Dataset rows for apps and sites
>>>

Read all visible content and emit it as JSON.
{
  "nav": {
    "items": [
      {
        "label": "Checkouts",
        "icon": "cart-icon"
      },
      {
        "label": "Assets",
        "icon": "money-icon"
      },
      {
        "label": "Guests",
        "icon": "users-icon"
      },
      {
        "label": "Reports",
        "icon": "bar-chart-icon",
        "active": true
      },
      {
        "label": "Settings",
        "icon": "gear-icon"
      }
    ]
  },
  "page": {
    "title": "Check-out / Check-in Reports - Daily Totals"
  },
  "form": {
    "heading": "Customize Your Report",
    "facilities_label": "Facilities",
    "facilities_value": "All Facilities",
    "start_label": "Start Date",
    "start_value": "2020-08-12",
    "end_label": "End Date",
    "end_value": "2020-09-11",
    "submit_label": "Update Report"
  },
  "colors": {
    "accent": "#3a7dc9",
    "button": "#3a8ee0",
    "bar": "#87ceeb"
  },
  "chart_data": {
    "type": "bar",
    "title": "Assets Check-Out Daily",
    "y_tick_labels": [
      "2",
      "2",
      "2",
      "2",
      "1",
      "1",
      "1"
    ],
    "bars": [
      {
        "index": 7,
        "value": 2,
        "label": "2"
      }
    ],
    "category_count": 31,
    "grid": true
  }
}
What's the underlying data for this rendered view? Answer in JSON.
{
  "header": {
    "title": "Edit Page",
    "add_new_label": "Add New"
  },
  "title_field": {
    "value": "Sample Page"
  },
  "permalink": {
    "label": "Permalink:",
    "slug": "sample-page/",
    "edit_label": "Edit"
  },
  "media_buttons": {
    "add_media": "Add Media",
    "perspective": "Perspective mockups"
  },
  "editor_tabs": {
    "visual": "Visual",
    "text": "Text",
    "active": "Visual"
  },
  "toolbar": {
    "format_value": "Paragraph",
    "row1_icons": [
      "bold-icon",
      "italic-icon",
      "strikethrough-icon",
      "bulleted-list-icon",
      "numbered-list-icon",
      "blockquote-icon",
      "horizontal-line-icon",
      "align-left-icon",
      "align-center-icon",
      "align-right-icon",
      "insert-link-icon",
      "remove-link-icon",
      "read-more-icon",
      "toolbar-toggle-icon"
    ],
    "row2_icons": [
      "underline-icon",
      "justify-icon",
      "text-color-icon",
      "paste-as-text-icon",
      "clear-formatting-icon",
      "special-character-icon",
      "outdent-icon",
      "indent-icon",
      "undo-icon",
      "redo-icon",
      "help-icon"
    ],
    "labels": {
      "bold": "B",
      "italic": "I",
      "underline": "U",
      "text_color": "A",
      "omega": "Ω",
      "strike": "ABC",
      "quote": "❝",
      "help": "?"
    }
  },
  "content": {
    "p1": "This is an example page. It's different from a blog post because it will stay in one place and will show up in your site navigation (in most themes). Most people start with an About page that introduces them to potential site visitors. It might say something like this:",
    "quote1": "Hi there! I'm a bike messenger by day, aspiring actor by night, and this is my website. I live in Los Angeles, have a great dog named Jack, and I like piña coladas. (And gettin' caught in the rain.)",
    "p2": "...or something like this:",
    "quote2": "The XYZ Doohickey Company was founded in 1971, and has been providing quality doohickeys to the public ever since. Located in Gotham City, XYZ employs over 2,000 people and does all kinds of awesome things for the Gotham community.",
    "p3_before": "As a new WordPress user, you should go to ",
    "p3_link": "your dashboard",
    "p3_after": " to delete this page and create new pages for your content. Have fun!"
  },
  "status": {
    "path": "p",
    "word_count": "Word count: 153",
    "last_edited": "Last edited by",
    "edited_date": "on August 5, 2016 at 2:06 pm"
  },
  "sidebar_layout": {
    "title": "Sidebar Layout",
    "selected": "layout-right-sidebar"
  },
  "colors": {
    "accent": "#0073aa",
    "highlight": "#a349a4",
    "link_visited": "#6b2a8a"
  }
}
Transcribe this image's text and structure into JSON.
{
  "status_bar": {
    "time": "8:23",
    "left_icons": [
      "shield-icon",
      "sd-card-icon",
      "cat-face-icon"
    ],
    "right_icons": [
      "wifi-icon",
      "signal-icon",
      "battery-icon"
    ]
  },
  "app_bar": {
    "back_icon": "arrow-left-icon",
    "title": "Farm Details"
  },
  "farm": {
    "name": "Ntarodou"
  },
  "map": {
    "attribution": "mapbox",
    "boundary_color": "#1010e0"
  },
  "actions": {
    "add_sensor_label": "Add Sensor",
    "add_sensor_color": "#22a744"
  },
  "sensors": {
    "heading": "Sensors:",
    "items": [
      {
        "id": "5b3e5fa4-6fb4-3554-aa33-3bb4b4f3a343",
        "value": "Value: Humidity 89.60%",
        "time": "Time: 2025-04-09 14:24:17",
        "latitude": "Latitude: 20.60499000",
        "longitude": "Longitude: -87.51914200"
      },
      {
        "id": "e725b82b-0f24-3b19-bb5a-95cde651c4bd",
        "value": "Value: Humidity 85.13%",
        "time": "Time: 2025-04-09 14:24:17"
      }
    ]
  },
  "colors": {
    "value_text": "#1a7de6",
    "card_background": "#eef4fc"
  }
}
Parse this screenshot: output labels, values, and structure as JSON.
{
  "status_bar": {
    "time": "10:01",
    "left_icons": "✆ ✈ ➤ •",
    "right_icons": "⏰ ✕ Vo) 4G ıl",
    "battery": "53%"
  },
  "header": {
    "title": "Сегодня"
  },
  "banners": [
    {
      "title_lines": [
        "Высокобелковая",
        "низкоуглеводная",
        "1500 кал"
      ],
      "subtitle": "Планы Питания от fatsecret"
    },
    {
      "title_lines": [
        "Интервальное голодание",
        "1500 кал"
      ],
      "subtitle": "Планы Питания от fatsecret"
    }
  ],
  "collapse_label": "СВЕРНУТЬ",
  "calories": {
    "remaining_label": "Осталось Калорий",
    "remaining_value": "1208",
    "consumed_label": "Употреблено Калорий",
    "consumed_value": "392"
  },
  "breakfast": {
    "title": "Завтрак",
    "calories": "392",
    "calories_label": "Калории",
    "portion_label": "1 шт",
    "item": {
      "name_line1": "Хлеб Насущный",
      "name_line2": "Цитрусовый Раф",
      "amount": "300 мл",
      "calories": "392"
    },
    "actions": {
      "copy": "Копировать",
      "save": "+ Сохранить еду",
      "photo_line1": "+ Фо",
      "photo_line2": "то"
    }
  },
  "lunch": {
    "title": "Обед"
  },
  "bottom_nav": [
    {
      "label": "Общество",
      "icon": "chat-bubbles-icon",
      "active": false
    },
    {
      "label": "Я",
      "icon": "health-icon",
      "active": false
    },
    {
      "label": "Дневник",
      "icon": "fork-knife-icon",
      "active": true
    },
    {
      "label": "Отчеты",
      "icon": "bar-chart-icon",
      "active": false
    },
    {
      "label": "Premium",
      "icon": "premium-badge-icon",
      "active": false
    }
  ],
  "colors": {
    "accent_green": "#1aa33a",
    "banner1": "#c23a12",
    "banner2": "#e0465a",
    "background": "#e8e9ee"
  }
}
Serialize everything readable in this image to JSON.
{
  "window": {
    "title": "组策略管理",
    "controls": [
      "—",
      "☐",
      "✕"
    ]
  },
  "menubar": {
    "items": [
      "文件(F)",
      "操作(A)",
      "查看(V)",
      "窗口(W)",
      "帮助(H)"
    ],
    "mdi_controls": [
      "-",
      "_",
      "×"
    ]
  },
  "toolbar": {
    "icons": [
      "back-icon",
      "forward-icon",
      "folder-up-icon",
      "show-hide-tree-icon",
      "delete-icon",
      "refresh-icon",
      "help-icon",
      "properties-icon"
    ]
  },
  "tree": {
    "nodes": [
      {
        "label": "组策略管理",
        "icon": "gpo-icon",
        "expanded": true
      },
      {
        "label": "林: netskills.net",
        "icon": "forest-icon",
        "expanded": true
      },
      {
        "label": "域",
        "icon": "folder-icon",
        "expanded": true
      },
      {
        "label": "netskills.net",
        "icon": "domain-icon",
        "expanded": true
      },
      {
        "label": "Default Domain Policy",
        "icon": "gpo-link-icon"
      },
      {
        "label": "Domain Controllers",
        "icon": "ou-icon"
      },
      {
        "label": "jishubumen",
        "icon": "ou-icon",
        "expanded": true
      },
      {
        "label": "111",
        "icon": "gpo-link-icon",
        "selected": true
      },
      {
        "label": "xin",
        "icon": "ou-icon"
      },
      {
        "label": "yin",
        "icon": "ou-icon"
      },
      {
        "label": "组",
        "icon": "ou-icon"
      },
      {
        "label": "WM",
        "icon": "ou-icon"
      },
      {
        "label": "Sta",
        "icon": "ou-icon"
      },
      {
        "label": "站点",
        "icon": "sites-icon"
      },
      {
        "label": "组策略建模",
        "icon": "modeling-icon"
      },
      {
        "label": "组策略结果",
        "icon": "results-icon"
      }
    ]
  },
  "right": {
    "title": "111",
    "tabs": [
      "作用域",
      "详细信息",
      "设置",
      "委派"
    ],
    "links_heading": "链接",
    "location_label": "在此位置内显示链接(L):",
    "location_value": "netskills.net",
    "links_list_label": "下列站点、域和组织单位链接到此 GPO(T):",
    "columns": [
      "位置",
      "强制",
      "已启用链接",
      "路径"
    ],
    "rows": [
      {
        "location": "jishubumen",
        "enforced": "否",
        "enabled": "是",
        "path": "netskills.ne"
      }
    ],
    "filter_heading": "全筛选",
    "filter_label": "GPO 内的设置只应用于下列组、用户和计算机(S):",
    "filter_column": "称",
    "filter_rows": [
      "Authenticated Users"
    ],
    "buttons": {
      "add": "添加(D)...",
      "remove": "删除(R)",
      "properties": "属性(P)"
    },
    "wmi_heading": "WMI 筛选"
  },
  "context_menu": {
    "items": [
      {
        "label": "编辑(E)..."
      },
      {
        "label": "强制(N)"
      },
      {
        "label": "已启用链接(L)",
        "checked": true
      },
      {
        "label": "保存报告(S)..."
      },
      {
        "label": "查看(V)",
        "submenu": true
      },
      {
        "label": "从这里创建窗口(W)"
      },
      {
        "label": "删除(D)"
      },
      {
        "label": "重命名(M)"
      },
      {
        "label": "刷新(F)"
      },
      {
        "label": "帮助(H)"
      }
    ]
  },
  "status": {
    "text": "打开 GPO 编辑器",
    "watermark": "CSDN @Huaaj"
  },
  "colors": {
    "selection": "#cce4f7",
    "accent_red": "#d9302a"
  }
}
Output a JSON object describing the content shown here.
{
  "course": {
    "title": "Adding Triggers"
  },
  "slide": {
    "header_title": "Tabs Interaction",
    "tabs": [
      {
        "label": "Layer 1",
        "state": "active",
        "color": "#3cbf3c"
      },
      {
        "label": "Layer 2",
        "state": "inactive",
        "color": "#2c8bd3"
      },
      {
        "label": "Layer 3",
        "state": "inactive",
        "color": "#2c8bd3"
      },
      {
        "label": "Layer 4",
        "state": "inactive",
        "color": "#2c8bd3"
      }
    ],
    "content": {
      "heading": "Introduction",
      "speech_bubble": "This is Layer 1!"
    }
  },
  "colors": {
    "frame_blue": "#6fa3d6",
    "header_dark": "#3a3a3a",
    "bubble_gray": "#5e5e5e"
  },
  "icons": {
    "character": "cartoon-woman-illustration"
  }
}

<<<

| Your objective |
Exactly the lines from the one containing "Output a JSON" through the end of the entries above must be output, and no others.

| Your solution |
Output a JSON object describing the content shown here.
{
  "course": {
    "title": "Adding Triggers"
  },
  "slide": {
    "header_title": "Tabs Interaction",
    "tabs": [
      {
        "label": "Layer 1",
        "state": "active",
        "color": "#3cbf3c"
      },
      {
        "label": "Layer 2",
        "state": "inactive",
        "color": "#2c8bd3"
      },
      {
        "label": "Layer 3",
        "state": "inactive",
        "color": "#2c8bd3"
      },
      {
        "label": "Layer 4",
        "state": "inactive",
        "color": "#2c8bd3"
      }
    ],
    "content": {
      "heading": "Introduction",
      "speech_bubble": "This is Layer 1!"
    }
  },
  "colors": {
    "frame_blue": "#6fa3d6",
    "header_dark": "#3a3a3a",
    "bubble_gray": "#5e5e5e"
  },
  "icons": {
    "character": "cartoon-woman-illustration"
  }
}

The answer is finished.